Is manual prefetching useless?

In the forum I found a quote from MisterAnderson42 stating that:

Does this mean, there is no point in doing prefetching by hand[1]?

[1] Prefetching example from the same post:

__gloabal__ kernel (unsigned *g_mem) {

x = g_mem[thid]; // "prefetch" x

.. do a lot of arithmetics that do not depend on 'x'..

** x is used here **


Note that the compiler automatically reorders load instructions as far ahead of the computation as possible anyway. So there will be no difference unless there is a dependency that the compiler cannot resolve automatically.

Hi Tera,

thanks for your answer. One more thing. How does this fit together with what Kirk and Hwu write in their book about prefetching?

See here chapter 5 page 14f on prefetching

The [font=“Courier New”]__synctreads()[/font] instruction in their example acts as a memory barrier, thus qualifying as a dependency the compiler may not resolve automatically.

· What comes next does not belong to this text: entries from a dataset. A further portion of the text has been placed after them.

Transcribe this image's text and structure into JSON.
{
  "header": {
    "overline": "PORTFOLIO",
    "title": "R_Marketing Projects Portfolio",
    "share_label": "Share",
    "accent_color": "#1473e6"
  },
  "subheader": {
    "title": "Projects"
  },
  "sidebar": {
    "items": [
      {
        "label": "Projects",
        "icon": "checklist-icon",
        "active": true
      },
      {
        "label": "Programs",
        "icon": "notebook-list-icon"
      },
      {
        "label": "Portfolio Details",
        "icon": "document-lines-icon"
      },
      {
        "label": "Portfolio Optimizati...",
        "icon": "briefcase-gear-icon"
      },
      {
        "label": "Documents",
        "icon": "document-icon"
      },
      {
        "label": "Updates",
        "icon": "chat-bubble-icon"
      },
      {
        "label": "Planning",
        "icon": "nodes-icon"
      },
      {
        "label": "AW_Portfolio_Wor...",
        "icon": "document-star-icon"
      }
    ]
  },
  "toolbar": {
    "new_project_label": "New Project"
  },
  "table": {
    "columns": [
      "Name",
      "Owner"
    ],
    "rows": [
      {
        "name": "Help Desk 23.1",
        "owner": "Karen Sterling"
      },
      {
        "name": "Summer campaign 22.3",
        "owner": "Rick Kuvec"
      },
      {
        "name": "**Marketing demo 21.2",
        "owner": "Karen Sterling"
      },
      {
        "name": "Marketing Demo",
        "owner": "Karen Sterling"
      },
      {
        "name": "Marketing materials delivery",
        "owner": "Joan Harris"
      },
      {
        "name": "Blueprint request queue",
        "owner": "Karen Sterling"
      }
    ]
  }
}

While the compiler will indeed reorder things as best it can, you can still change your code to give the compiler more opportunities.
This usually means some manual unrolling of loops. “Prefetching” is main idea of the general theme of increasing ILP (Instruction Level Parallelism).

The results can be quite measurable for some tight compute patterns.

Here’s Vasily’s excellent (really excellent!) analysis and presentation from GTC 2010.

Indeed. One shouldn’t take quotes out of context. In the original quote, I must have been referring to some specific code or situation that was being described. Prefetching by hand can, but not necessarily always will, improve performance. I use it in a few select kernels in my code - most kernels it doesn’t make a difference at all.

Thanks, that was the answer I was looking for. Cheers.

Thanks for the pdf. It looks really quite extensive.